While the staff is not on commission, Goodman's system works this way. The store expects to beat last year's sales during each week by 10 percent. They also have a reach goal which is a 20 percent increase. If the store meets those goals, each person is paid a bonus based upon the amount of hours they have worked that week. In addition, each salesperson gets $20 extra if they achieve their individual sales goal or $40 extra if they achieve their individual reach goal. If they hit sales goals for four weeks consecutively, they get an additional $50. Eight consecutive times and they receive a $200 store credit toward a retail purchase.
So how are sales? According to Goodman, even in a post 9-11 year and in the worst drought in Colorado history, his store posted its highest profit ever. This year's first quarter sales were up 17 percent over last year's, which was the strongest quarter and the one that carried them through the rest of the year. As a result, Goodman is smiling broadly.
His creativity doesn't stop there either. Realizing that his store's strength is in technical hardgoods, it isn't surprising to hear that 80 percent of Mountain Miser's business is in hardgoods. But he's looking to change that.
Rather than hire a full-time softgoods buyer, which would throw profits and the payroll into a spin, he's worked out a deal with Erin Hagerty, the former softgoods buyer for Mountain Sports in Boulder, Colo. Hagerty started her own company, Outdoor Apparel Insights, and offers her softgoods buying expertise to stores as a contractor.
Hagerty loves the deal because, with the addition of two other clients, Ute Mountaineer and Mountain Sports, she is making more than she could ever make at one store alone. Goodman loves the deal because he enjoys the expertise of a skilled softgoods buyer who is invested in seeing his business grow.
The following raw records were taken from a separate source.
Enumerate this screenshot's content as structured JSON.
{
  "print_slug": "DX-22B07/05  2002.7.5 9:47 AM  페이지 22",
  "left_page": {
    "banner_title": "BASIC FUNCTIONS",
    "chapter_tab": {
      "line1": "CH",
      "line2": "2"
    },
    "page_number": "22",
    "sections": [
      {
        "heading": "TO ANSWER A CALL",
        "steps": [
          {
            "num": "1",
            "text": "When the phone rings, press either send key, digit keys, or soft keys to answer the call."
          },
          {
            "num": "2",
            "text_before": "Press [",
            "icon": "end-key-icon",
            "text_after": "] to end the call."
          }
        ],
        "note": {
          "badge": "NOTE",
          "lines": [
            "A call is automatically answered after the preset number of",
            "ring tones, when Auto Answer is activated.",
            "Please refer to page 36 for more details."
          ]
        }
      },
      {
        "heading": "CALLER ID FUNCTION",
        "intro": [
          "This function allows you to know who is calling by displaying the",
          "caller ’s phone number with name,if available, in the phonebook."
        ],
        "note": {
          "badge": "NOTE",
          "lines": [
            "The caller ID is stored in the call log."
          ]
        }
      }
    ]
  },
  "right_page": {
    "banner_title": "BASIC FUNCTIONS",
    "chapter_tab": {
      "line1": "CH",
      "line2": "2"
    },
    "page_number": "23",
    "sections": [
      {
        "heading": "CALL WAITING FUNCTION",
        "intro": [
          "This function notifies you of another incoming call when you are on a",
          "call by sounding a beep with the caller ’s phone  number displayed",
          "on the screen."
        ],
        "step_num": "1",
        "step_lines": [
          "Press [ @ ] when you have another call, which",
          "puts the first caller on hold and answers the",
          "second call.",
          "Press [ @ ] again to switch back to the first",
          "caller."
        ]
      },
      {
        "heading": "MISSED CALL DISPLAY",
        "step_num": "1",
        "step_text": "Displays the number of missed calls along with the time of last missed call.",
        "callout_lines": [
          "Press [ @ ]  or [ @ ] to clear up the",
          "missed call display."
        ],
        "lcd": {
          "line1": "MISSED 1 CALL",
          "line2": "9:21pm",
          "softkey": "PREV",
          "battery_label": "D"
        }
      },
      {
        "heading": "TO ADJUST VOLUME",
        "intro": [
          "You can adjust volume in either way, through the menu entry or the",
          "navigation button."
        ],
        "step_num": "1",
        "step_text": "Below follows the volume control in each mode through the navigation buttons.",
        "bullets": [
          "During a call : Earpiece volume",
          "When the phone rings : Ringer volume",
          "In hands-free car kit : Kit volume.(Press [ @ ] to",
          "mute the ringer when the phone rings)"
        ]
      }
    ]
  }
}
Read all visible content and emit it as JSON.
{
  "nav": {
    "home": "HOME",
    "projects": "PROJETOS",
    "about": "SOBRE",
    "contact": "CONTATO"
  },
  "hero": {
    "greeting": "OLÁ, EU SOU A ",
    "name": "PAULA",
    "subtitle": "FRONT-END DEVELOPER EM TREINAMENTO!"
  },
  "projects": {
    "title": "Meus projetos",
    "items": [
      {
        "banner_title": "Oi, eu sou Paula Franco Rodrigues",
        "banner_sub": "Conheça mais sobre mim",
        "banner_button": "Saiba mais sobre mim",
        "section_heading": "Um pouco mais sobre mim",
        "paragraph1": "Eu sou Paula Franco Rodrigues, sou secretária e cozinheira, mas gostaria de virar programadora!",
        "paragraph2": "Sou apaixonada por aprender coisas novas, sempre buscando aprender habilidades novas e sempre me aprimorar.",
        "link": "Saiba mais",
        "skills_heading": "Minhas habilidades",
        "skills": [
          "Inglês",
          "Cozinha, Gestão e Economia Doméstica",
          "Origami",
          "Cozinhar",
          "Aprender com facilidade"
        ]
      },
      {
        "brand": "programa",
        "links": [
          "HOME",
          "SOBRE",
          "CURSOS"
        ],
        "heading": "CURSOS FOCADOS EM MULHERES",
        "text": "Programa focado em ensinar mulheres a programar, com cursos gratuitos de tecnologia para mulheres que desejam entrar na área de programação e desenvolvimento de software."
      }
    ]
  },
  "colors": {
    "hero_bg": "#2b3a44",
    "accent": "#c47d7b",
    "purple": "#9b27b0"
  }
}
"Erin has incentives built into her contract with me that increase her pay based on her ability to grow the gross profit dollars of her category -- softgoods," Goodman told us. "Dave McAllister, our hardgoods buyer (who is full-time), receives the incentives benefits the same way so even if sleeping bags happen to tank this year, as long as the overall hardgoods category becomes more profitable, he earns more."
As for marketing, word of mouth has been working well thanks to the expert staff and Mountain Miser's lineup of monthly educational clinics and demos and guest speakers which are always free to the public. However, Goodman once again decided to be creative and hired Backbone Media, a PR firm, to get the word out to the Denver area about his store.
"We're surrounded by 2 million potential customers and I can't afford radio, TV or print advertising to reach them, so I figured since I don't know how to do it myself, I need to hire an expert," he said.
The returns? His store has been featured on TV twice now and appeared in the Denver Post several times as well.
SNEWS View: Ahhh, a specialty retailer who actually understands and puts into practice what the word "special" means. Little wonder Mountain Miser, a member of Retailers of the Outdoor Industry (ROI) buying group, is successful. SNEWS would like to hear from other retailers who are thinking out of the box and succeeding to make their businesses work in the face of a challenging economic climate. Email us at firstname.lastname@example.org